“These are actually indicators that your immune system is activated, not proof that the vaccine is causing disease in you,” Chakrabarti told CTV News. “And it’s no different with new vaccines.”
“It might make you feel bad enough to miss a day of work, it’s possible,” Offit said. “I think people should think of this as your immune response doing what it normally does. When you are infected with a virus or bacteria, or when you are inoculated with a vaccine, your immune response kicks in. It makes a variety of proteins called cytokines, which cause these types of symptoms which change your immune system in action. ”
Chakrabarti added that it is important for people to know that these symptoms are common, but temporary, and that they “do not have long-term negative consequences.”
Choi may have had an overwhelming day after receiving her second injection, but it ended as quickly as it came.
“By the next morning, all of my symptoms were gone except for a painful, swollen lump at the injection site,” she wrote in her article.
She noted that while her symptoms were common among trial participants, most participants did not have all of the symptoms she was experiencing at the same time.
Four volunteers who received the Pfizer vaccine developed Bell’s palsy, a muscle weakness in the face, but the company says they have made a full recovery.
Yet such reports can make people hesitate to get the vaccine themselves.
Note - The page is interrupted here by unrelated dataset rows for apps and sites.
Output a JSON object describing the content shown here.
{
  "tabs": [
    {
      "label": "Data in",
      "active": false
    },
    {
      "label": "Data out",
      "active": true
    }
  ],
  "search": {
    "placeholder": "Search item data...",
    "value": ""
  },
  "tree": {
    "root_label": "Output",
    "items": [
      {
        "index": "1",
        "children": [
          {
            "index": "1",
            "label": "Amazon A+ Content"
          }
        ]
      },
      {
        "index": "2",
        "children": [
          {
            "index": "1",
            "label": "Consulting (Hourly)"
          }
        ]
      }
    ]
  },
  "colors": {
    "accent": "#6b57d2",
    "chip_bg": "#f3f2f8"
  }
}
That’s why doctors say full transparency is essential.
“I think you had better explain to them that it might well happen in advance, so that they are not afraid,” Offit said.
“I think that hearing about high rates of side effects could be something that worries people about the vaccine or even discourages them from getting it,” she said.
“It’s really important that people get both doses, for it to be effective, and therefore if people have to stop after the first dose [because] they were not feeling well, it could be a problem getting the vaccine to people.
Any vaccines that reach the public will have undergone extensive trials involving thousands of people to test the vaccine’s safety and effectiveness, and will also need to be approved by Health Canada before Canadians begin to receive injections.
And although Choi has had a more difficult vaccine experience than many others, she does not regret participating in the vaccine trials.
“If I had to start over, I absolutely would,” she says. “And I would encourage all healthcare workers and members of the public to do the same.”
Now she just wants to prepare others for vaccination.
“Some people may need a day or two of rest after the vaccine to recover,” she suggested.
“I think it’s important that healthcare workers, public health professionals, doctors, nurses, pharmacists – anyone who might be involved in offering this vaccine to people – to inform people ahead of potential side effects and explain why they’re “happening,” she said.
“This is how vaccines work and how our bodies learn to protect themselves. And I think we don’t always do a good job of explaining this to people in detail.
The concept of side effects is intimidating, but they’re much better than getting sick from COVID-19, Offit said.
“This virus actually causes inflammation in your blood vessels, and because every organ in your body is supplied with blood, every organ can be affected,” he said. “It can cause strokes, heart attacks, liver disease and kidney disease.
“The coronavirus is doing a number of things that were never intended. I think you should fear this virus, and if you have a day or two of these mild symptoms, fever, fatigue or headache [from taking a vaccine], it’s a very small price to pay to know you’re going to be safe [COVID-19]. »
Offit added that he “can’t wait to get this vaccine.
“And yes, I would be more than happy to give it to my family,” he said.
Governments and vaccine manufacturers will also continue to monitor these vaccines as millions more are vaccinated in the coming weeks, ensuring safe deployment.